Global Investment, Broadcast Rights: What’s Next for Serie A
Serie A, the Italian top flight, has been one of the league’s most entertaining football leagues in recent years. After an historic win by Inter Milan in 2021, their city rivals AC Milan won last year. The Rossoneri were led by legendary players like Zlatan Ibrahimovic and Olivier Giroud, and now Napoli are edging closer to a first title in more than thirty years. With these sorts of narratives, the league has quietly positioned itself as one of the most exciting and competitive in Europe. It’s no wonder, then, that financial interest in the league is also booming.
Recent years have seen heavy interest in the league from the United States in particular. Part of this has been driven by the success of stars like Weston McKennie at Juventus, as well as strong cultural connections in the country, owing to Italian immigration to the US. However, there is also the realization that a league that operates at a slightly less stratospheric level than the Premier League, and has no one dominant team is an ideal vehicle for investment.
Teams including Atalanta, Fiorentina, AC Milan and AS Roma have had American investment in recent years, and now the league as a whole has become a target for investment. Much of this is due to its profile in the US having been boosted by CBS Sports, also home of the Champions League.
An all-star list of suitors
Firms currently linked to the league are headed by JP Morgan, which, according to Reuters, is willing to invest up to US $1B in the league. This announcement comes as the league prepares to tender both its domestic and global broadcast rights, starting with the 2024-2025 season. Last year, interest was also expressed by Searchlight Capital, a private equity firm, and Apollo Global Management. Goldman Sachs has privately expressed interest last year as well, but have become public with said interest following the revelation of the same from JP Morgan.

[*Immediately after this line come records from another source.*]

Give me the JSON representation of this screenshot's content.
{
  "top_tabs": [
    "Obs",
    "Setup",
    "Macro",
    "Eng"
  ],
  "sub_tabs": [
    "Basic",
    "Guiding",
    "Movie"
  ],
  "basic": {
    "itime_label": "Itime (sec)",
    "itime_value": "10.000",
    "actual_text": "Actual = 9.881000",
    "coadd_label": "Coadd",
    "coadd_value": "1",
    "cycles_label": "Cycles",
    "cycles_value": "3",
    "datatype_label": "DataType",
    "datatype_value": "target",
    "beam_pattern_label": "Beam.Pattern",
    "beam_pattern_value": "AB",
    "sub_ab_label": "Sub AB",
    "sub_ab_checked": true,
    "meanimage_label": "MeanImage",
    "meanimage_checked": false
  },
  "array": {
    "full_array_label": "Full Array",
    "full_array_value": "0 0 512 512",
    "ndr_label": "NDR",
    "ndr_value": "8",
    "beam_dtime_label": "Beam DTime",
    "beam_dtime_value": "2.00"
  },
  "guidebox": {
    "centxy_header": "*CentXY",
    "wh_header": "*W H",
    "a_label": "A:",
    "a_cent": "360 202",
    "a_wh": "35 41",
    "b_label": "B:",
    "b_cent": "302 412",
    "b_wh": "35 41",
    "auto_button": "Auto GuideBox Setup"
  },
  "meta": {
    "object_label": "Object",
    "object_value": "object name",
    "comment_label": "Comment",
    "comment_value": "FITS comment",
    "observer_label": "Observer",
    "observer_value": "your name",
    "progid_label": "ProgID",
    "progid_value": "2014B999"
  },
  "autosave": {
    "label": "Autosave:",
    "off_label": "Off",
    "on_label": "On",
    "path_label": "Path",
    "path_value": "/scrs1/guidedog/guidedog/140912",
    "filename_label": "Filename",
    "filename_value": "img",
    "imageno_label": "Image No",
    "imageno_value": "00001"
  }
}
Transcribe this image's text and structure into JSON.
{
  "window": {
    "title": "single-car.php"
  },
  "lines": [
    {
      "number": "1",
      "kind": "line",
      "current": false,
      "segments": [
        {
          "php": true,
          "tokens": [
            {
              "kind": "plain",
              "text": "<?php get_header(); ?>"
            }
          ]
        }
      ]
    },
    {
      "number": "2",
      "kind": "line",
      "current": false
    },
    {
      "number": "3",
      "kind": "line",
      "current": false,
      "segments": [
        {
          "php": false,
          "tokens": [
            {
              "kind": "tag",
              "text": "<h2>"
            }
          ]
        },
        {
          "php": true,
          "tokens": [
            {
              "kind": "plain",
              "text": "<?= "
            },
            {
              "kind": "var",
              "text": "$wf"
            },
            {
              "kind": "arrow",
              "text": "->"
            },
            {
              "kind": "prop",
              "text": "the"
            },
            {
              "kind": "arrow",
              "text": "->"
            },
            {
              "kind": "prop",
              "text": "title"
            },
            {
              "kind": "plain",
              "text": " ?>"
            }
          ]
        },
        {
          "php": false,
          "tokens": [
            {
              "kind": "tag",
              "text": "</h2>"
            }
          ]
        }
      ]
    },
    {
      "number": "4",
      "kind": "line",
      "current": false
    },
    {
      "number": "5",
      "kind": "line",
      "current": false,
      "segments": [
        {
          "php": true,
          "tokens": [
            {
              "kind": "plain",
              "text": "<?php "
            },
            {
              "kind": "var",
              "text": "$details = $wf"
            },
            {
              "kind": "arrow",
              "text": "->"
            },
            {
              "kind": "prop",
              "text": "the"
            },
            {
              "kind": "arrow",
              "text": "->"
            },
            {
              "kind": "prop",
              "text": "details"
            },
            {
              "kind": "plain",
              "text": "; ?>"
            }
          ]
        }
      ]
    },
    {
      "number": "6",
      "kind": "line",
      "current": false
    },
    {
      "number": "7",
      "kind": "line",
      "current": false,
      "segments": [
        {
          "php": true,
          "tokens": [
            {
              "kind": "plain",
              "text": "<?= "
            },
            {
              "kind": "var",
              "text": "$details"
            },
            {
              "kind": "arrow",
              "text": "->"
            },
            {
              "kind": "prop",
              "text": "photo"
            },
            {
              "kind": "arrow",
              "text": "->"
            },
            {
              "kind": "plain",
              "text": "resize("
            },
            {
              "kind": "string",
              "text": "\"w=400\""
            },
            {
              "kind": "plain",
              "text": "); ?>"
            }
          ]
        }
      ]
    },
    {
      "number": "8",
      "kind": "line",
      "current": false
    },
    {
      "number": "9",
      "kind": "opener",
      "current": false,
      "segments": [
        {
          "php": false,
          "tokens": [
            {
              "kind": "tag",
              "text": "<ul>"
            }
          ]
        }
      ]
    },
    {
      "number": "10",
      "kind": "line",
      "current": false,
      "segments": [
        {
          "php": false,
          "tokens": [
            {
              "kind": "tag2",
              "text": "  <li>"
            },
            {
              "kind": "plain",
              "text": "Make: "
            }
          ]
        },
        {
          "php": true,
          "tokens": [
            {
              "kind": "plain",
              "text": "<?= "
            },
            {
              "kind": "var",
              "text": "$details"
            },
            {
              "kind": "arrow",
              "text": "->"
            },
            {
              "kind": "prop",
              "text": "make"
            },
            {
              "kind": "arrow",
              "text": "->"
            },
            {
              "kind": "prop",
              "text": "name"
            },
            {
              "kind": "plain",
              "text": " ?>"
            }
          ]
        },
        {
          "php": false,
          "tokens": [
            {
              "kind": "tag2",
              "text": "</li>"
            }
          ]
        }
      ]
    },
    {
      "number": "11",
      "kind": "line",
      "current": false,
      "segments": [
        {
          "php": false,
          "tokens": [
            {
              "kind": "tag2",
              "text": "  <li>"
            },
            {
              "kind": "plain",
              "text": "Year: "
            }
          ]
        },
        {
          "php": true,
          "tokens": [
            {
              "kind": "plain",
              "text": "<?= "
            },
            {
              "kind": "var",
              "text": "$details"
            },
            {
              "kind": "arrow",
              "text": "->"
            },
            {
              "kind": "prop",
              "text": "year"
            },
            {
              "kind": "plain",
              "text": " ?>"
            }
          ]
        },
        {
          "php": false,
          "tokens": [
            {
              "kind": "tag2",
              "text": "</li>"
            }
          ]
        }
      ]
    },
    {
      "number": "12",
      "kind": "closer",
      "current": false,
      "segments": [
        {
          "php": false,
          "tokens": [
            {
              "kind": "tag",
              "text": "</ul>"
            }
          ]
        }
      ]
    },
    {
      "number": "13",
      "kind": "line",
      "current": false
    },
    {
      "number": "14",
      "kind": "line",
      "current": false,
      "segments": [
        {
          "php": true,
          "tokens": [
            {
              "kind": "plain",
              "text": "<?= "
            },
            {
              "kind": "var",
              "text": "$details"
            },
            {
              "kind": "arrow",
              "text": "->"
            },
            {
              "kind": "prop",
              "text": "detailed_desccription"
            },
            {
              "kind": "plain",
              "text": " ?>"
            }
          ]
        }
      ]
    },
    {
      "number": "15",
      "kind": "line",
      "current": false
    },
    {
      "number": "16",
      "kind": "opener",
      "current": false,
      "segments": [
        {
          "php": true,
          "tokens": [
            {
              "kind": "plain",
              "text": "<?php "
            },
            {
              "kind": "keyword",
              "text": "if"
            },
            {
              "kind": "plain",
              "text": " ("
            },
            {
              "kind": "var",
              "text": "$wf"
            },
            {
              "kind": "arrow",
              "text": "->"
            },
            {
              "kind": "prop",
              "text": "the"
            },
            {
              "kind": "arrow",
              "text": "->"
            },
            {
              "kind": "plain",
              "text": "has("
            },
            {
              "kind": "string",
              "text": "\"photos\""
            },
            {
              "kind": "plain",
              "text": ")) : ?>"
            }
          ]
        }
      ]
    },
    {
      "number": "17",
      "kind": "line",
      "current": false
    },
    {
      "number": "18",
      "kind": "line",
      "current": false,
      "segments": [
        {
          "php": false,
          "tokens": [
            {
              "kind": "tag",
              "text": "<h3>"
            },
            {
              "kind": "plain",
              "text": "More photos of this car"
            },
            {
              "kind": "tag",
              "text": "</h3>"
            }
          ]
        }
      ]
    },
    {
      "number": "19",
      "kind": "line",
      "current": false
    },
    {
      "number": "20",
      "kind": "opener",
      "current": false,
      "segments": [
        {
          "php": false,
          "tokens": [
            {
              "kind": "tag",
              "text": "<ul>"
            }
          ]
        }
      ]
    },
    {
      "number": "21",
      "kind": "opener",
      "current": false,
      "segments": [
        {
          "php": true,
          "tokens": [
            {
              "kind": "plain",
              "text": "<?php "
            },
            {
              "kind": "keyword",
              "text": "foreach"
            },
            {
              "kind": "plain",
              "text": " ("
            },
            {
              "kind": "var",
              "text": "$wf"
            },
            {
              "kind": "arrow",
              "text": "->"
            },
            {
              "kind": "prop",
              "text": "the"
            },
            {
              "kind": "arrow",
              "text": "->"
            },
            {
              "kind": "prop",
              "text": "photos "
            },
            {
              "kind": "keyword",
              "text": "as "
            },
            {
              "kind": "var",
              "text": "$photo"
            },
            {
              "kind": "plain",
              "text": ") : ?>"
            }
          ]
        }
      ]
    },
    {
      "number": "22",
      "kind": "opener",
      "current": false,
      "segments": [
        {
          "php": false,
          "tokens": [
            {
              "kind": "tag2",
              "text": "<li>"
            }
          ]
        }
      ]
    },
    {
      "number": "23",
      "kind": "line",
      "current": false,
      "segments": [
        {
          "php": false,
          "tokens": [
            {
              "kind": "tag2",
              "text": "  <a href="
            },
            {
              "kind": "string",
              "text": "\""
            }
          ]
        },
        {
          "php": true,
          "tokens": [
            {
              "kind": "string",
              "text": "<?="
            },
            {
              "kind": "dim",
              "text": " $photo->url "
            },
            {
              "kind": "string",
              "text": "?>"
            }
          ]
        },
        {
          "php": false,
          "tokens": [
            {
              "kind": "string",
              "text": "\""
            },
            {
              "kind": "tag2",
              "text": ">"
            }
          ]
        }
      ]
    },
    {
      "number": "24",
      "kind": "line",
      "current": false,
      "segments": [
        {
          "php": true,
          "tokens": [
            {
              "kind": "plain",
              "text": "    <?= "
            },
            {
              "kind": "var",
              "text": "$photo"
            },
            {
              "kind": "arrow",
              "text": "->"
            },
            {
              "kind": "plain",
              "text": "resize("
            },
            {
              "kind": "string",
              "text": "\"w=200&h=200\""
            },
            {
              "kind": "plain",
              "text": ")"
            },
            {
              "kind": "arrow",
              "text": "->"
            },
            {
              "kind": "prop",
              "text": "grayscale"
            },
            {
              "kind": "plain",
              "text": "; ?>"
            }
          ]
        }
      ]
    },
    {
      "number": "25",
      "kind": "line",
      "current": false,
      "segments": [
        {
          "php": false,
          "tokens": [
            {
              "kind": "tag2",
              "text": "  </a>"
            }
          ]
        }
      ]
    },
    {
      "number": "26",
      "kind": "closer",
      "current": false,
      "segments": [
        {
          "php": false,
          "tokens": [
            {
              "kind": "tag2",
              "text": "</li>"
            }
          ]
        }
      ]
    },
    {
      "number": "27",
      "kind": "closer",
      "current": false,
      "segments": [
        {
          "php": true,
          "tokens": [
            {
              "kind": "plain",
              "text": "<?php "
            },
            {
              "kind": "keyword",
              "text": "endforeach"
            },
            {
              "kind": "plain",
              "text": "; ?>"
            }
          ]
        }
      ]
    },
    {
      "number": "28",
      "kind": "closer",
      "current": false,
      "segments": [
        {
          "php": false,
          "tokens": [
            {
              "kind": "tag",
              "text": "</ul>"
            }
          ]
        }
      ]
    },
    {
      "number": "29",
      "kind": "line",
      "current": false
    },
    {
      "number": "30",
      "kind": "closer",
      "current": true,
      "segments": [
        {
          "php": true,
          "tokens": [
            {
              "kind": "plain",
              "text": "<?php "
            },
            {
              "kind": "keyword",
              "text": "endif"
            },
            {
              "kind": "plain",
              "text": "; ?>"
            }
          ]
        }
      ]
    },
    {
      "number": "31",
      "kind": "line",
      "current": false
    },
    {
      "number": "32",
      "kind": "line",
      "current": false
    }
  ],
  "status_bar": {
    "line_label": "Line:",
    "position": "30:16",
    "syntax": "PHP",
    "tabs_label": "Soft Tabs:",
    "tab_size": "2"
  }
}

The two banks, both among the United States’ largest, have now been joined by both Citigroup and DeutscheBank, as reported today by Reuters. In the league’s last round of broadcast rights, a three-year contract was signed for $658 million for international rights, an amount the league is eager to improve upon as it seeks to improve the financial standing of its member teams, hoping to treble that figure. The connections to the banks, however, would mean a partial sale of the league’s broadcast rights to these investors, giving the member clubs a new source of liquidity.
The league’s member clubs will meet on February 24 to discuss the various offers on the table and how this model would work going forward. Spain’s La Liga is already operating on a similar model, with Luxembourg-based firm CVC having invested €2B in their broadcast rights last year. Serie A no doubt view this as a necessary step to compete in a European marketplace where the Premier League has a large lead, but the strong extant cultural and financial connections to the US make it an eminently marketable property.

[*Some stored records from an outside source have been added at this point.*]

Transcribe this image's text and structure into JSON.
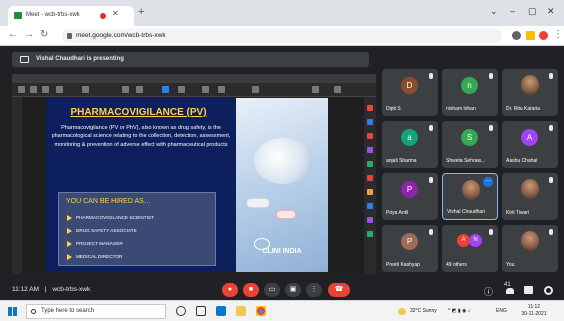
{
  "browser": {
    "tab_title": "Meet - wcb-trbs-xwk",
    "new_tab": "+",
    "url": "meet.google.com/wcb-trbs-xwk",
    "window_controls": [
      "⌄",
      "–",
      "▢",
      "✕"
    ]
  },
  "meeting": {
    "presenting_banner": "Vishal Chaudhari is presenting",
    "time": "11:12 AM",
    "separator": "|",
    "code": "wcb-trbs-xwk"
  },
  "slide": {
    "title": "PHARMACOVIGILANCE (PV)",
    "body": "Pharmacovigilance (PV or PhV), also known as drug safety, is the pharmacological science relating to the collection, detection, assessment, monitoring & prevention of adverse effect with pharmaceutical products",
    "hired_title": "YOU CAN BE HIRED AS…",
    "hired_items": [
      "PHARMACOVIGILANCE SCIENTIST",
      "DRUG SAFETY ASSOCIATE",
      "PROJECT MANAGER",
      "MEDICAL DIRECTOR"
    ],
    "brand": "CLINI INDIA"
  },
  "participants": [
    {
      "name": "Dipti S",
      "initial": "D",
      "color": "#8d4c2e"
    },
    {
      "name": "nisham lohan",
      "initial": "n",
      "color": "#34a853"
    },
    {
      "name": "Dr. Ritu Kataria",
      "initial": "",
      "color": "#5f6368"
    },
    {
      "name": "anjali Sharma",
      "initial": "a",
      "color": "#12a37a"
    },
    {
      "name": "Shweta Sehraw...",
      "initial": "S",
      "color": "#34a853"
    },
    {
      "name": "Aashu Chahal",
      "initial": "A",
      "color": "#a142f4"
    },
    {
      "name": "Priya Antil",
      "initial": "P",
      "color": "#8e24aa"
    },
    {
      "name": "Vishal Chaudhari",
      "initial": "",
      "color": "#5f6368"
    },
    {
      "name": "Kirti Tiwari",
      "initial": "",
      "color": "#5f6368"
    },
    {
      "name": "Preeti Kashyap",
      "initial": "P",
      "color": "#9e6b5a"
    },
    {
      "name": "49 others",
      "initial": "",
      "color": "#5f6368"
    },
    {
      "name": "You",
      "initial": "",
      "color": "#5f6368"
    }
  ],
  "others_avatars": [
    "A",
    "N"
  ],
  "taskbar": {
    "search_placeholder": "Type here to search",
    "tray_text": "32°C Sunny",
    "lang": "ENG",
    "clock_time": "11:12",
    "clock_date": "30-11-2021"
  },
  "icons": {
    "more_options": "⋮",
    "end_call": "☎",
    "info": "ⓘ",
    "people_count": "41"
  }
}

Thus, in what is a rapidly evolving landscape in European football, this opportunity is a massive one for both the league and its potential backers. Whichever partner (or partners) are able to strike a deal will stand to benefit from a product with plenty of history, and great potential, as well as an audience in the United States which seems to have a growing and unquenchable appetite for football.